▶ [The problem] In your copy of the data below, reproduce every entry exactly and omit the pictures.

[Saved entries]
+++
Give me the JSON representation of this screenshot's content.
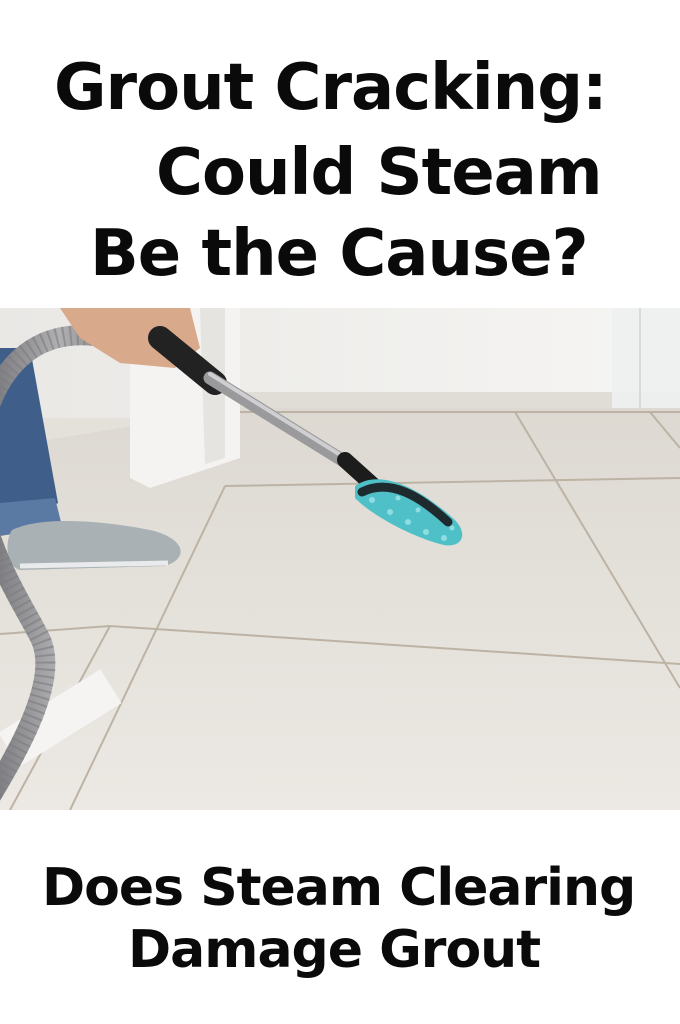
{
  "title": {
    "line1": "Grout Cracking:",
    "line2": "Could Steam",
    "line3": "Be the Cause?"
  },
  "image": {
    "subject": "steam-mop-cleaning-tile-floor-photo",
    "colors": {
      "floor": "#e6e2dc",
      "wall": "#f3f2ef",
      "grout": "#b8ae9f",
      "mop_pad": "#4fc0c8",
      "hose": "#8f8f92",
      "jeans": "#3f5f8a"
    }
  },
  "subtitle": {
    "line1": "Does Steam Clearing",
    "line2": "Damage Grout"
  }
}
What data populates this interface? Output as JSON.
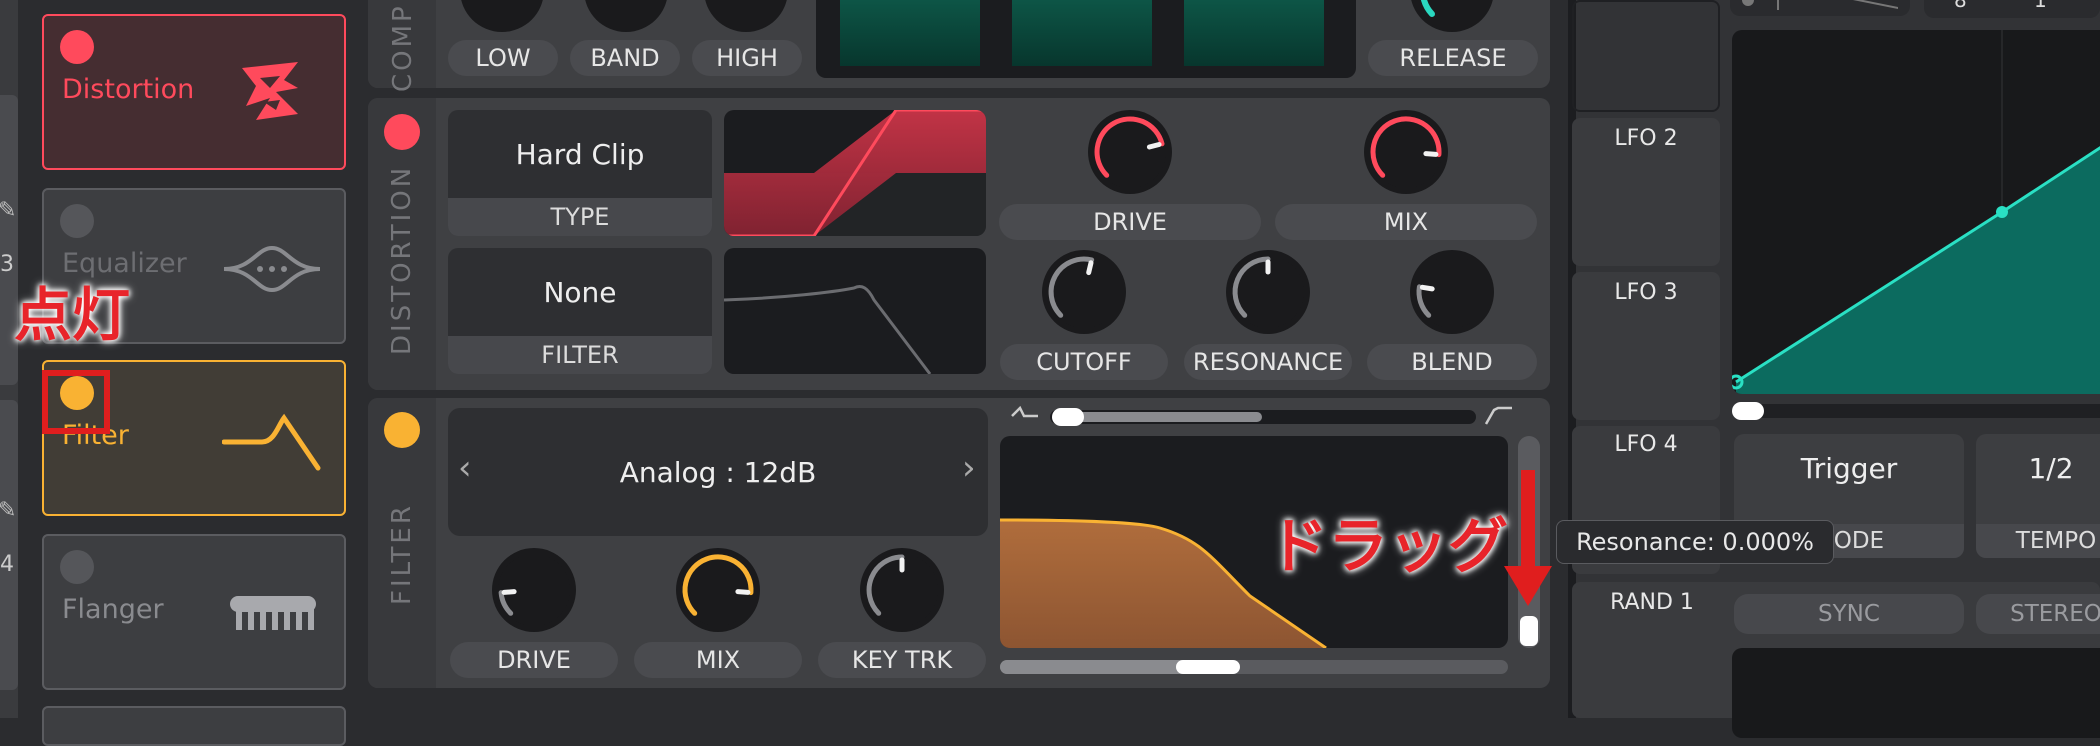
{
  "sidebar": {
    "effects": [
      {
        "name": "Distortion",
        "state": "on",
        "color": "#ff4a5c"
      },
      {
        "name": "Equalizer",
        "state": "off",
        "color": "#6a6b6f"
      },
      {
        "name": "Filter",
        "state": "on",
        "color": "#f9b233"
      },
      {
        "name": "Flanger",
        "state": "off",
        "color": "#6a6b6f"
      }
    ],
    "left_digits": [
      "3",
      "4"
    ],
    "icons": [
      "distortion-icon",
      "equalizer-icon",
      "filter-curve-icon",
      "flanger-comb-icon"
    ]
  },
  "compressor": {
    "title": "COMP",
    "labels": [
      "LOW",
      "BAND",
      "HIGH"
    ],
    "release_label": "RELEASE"
  },
  "distortion": {
    "title": "DISTORTION",
    "type_value": "Hard Clip",
    "type_label": "TYPE",
    "filter_value": "None",
    "filter_label": "FILTER",
    "knobs": [
      {
        "label": "DRIVE",
        "value": 0.78,
        "color": "#ff4a5c"
      },
      {
        "label": "MIX",
        "value": 0.85,
        "color": "#ff4a5c"
      },
      {
        "label": "CUTOFF",
        "value": 0.55,
        "color": "#8a8b8f"
      },
      {
        "label": "RESONANCE",
        "value": 0.5,
        "color": "#8a8b8f"
      },
      {
        "label": "BLEND",
        "value": 0.2,
        "color": "#8a8b8f"
      }
    ]
  },
  "filter": {
    "title": "FILTER",
    "model": "Analog : 12dB",
    "prev": "‹",
    "next": "›",
    "knobs": [
      {
        "label": "DRIVE",
        "value": 0.15,
        "color": "#8a8b8f"
      },
      {
        "label": "MIX",
        "value": 0.85,
        "color": "#f9b233"
      },
      {
        "label": "KEY TRK",
        "value": 0.5,
        "color": "#8a8b8f"
      }
    ]
  },
  "modulation": {
    "lfo_labels": [
      "LFO 2",
      "LFO 3",
      "LFO 4"
    ],
    "rand_label": "RAND 1",
    "trigger": "Trigger",
    "mode_label": "MODE",
    "tempo_value": "1/2",
    "tempo_label": "TEMPO",
    "sync_label": "SYNC",
    "stereo_label": "STEREO",
    "top_numbers": [
      "8",
      "1"
    ]
  },
  "tooltip": "Resonance: 0.000%",
  "annotations": {
    "light_on": "点灯",
    "drag": "ドラッグ"
  }
}
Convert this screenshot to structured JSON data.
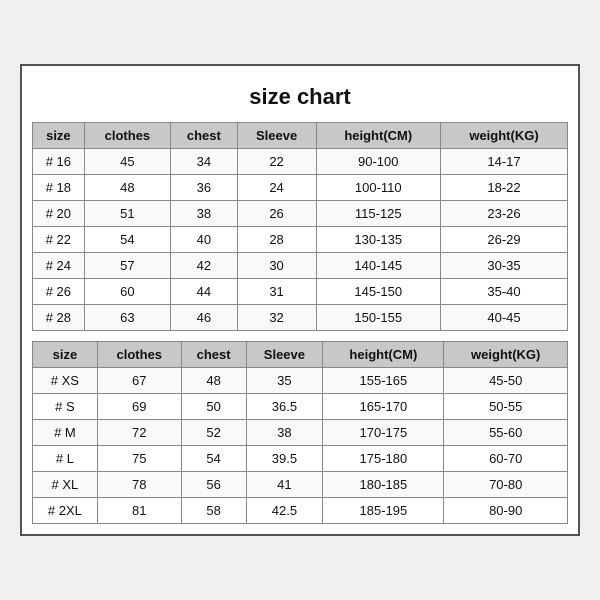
{
  "title": "size chart",
  "table1": {
    "headers": [
      "size",
      "clothes",
      "chest",
      "Sleeve",
      "height(CM)",
      "weight(KG)"
    ],
    "rows": [
      [
        "# 16",
        "45",
        "34",
        "22",
        "90-100",
        "14-17"
      ],
      [
        "# 18",
        "48",
        "36",
        "24",
        "100-110",
        "18-22"
      ],
      [
        "# 20",
        "51",
        "38",
        "26",
        "115-125",
        "23-26"
      ],
      [
        "# 22",
        "54",
        "40",
        "28",
        "130-135",
        "26-29"
      ],
      [
        "# 24",
        "57",
        "42",
        "30",
        "140-145",
        "30-35"
      ],
      [
        "# 26",
        "60",
        "44",
        "31",
        "145-150",
        "35-40"
      ],
      [
        "# 28",
        "63",
        "46",
        "32",
        "150-155",
        "40-45"
      ]
    ]
  },
  "table2": {
    "headers": [
      "size",
      "clothes",
      "chest",
      "Sleeve",
      "height(CM)",
      "weight(KG)"
    ],
    "rows": [
      [
        "# XS",
        "67",
        "48",
        "35",
        "155-165",
        "45-50"
      ],
      [
        "# S",
        "69",
        "50",
        "36.5",
        "165-170",
        "50-55"
      ],
      [
        "# M",
        "72",
        "52",
        "38",
        "170-175",
        "55-60"
      ],
      [
        "# L",
        "75",
        "54",
        "39.5",
        "175-180",
        "60-70"
      ],
      [
        "# XL",
        "78",
        "56",
        "41",
        "180-185",
        "70-80"
      ],
      [
        "# 2XL",
        "81",
        "58",
        "42.5",
        "185-195",
        "80-90"
      ]
    ]
  }
}
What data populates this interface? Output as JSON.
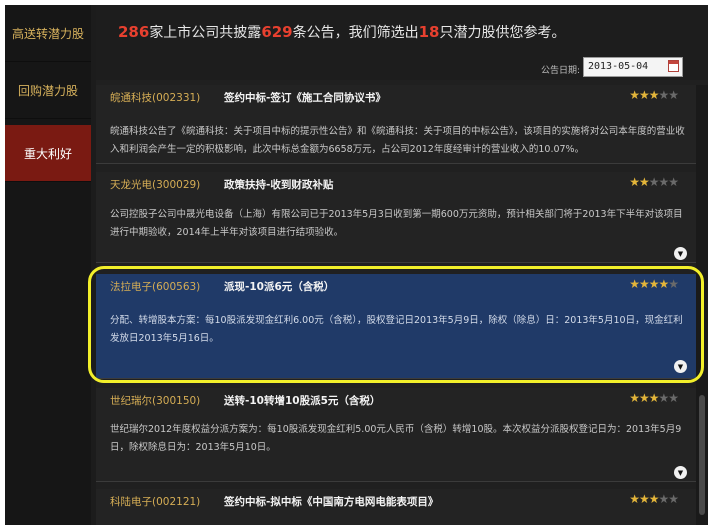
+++
▶ [The completed task]
Give me the JSON representation of this screenshot's content.
{
  "title": {
    "line1": "Grout Cracking:",
    "line2": "Could Steam",
    "line3": "Be the Cause?"
  },
  "image": {
    "subject": "steam-mop-cleaning-tile-floor-photo",
    "colors": {
      "floor": "#e6e2dc",
      "wall": "#f3f2ef",
      "grout": "#b8ae9f",
      "mop_pad": "#4fc0c8",
      "hose": "#8f8f92",
      "jeans": "#3f5f8a"
    }
  },
  "subtitle": {
    "line1": "Does Steam Clearing",
    "line2": "Damage Grout"
  }
}
What data populates this interface? Output as JSON.
{
  "sidebar": {
    "effects": [
      {
        "name": "Distortion",
        "state": "on",
        "color": "#ff4a5c"
      },
      {
        "name": "Equalizer",
        "state": "off",
        "color": "#6a6b6f"
      },
      {
        "name": "Filter",
        "state": "on",
        "color": "#f9b233"
      },
      {
        "name": "Flanger",
        "state": "off",
        "color": "#6a6b6f"
      }
    ],
    "left_digits": [
      "3",
      "4"
    ],
    "icons": [
      "distortion-icon",
      "equalizer-icon",
      "filter-curve-icon",
      "flanger-comb-icon"
    ]
  },
  "compressor": {
    "title": "COMP",
    "labels": [
      "LOW",
      "BAND",
      "HIGH"
    ],
    "release_label": "RELEASE"
  },
  "distortion": {
    "title": "DISTORTION",
    "type_value": "Hard Clip",
    "type_label": "TYPE",
    "filter_value": "None",
    "filter_label": "FILTER",
    "knobs": [
      {
        "label": "DRIVE",
        "value": 0.78,
        "color": "#ff4a5c"
      },
      {
        "label": "MIX",
        "value": 0.85,
        "color": "#ff4a5c"
      },
      {
        "label": "CUTOFF",
        "value": 0.55,
        "color": "#8a8b8f"
      },
      {
        "label": "RESONANCE",
        "value": 0.5,
        "color": "#8a8b8f"
      },
      {
        "label": "BLEND",
        "value": 0.2,
        "color": "#8a8b8f"
      }
    ]
  },
  "filter": {
    "title": "FILTER",
    "model": "Analog : 12dB",
    "prev": "‹",
    "next": "›",
    "knobs": [
      {
        "label": "DRIVE",
        "value": 0.15,
        "color": "#8a8b8f"
      },
      {
        "label": "MIX",
        "value": 0.85,
        "color": "#f9b233"
      },
      {
        "label": "KEY TRK",
        "value": 0.5,
        "color": "#8a8b8f"
      }
    ]
  },
  "modulation": {
    "lfo_labels": [
      "LFO 2",
      "LFO 3",
      "LFO 4"
    ],
    "rand_label": "RAND 1",
    "trigger": "Trigger",
    "mode_label": "MODE",
    "tempo_value": "1/2",
    "tempo_label": "TEMPO",
    "sync_label": "SYNC",
    "stereo_label": "STEREO",
    "top_numbers": [
      "8",
      "1"
    ]
  },
  "tooltip": "Resonance: 0.000%",
  "annotations": {
    "light_on": "点灯",
    "drag": "ドラッグ"
  }
}
Convert this screenshot to structured JSON data.
{
  "title": "size chart",
  "table1": {
    "headers": [
      "size",
      "clothes",
      "chest",
      "Sleeve",
      "height(CM)",
      "weight(KG)"
    ],
    "rows": [
      [
        "# 16",
        "45",
        "34",
        "22",
        "90-100",
        "14-17"
      ],
      [
        "# 18",
        "48",
        "36",
        "24",
        "100-110",
        "18-22"
      ],
      [
        "# 20",
        "51",
        "38",
        "26",
        "115-125",
        "23-26"
      ],
      [
        "# 22",
        "54",
        "40",
        "28",
        "130-135",
        "26-29"
      ],
      [
        "# 24",
        "57",
        "42",
        "30",
        "140-145",
        "30-35"
      ],
      [
        "# 26",
        "60",
        "44",
        "31",
        "145-150",
        "35-40"
      ],
      [
        "# 28",
        "63",
        "46",
        "32",
        "150-155",
        "40-45"
      ]
    ]
  },
  "table2": {
    "headers": [
      "size",
      "clothes",
      "chest",
      "Sleeve",
      "height(CM)",
      "weight(KG)"
    ],
    "rows": [
      [
        "# XS",
        "67",
        "48",
        "35",
        "155-165",
        "45-50"
      ],
      [
        "# S",
        "69",
        "50",
        "36.5",
        "165-170",
        "50-55"
      ],
      [
        "# M",
        "72",
        "52",
        "38",
        "170-175",
        "55-60"
      ],
      [
        "# L",
        "75",
        "54",
        "39.5",
        "175-180",
        "60-70"
      ],
      [
        "# XL",
        "78",
        "56",
        "41",
        "180-185",
        "70-80"
      ],
      [
        "# 2XL",
        "81",
        "58",
        "42.5",
        "185-195",
        "80-90"
      ]
    ]
  }
}
What data populates this interface? Output as JSON.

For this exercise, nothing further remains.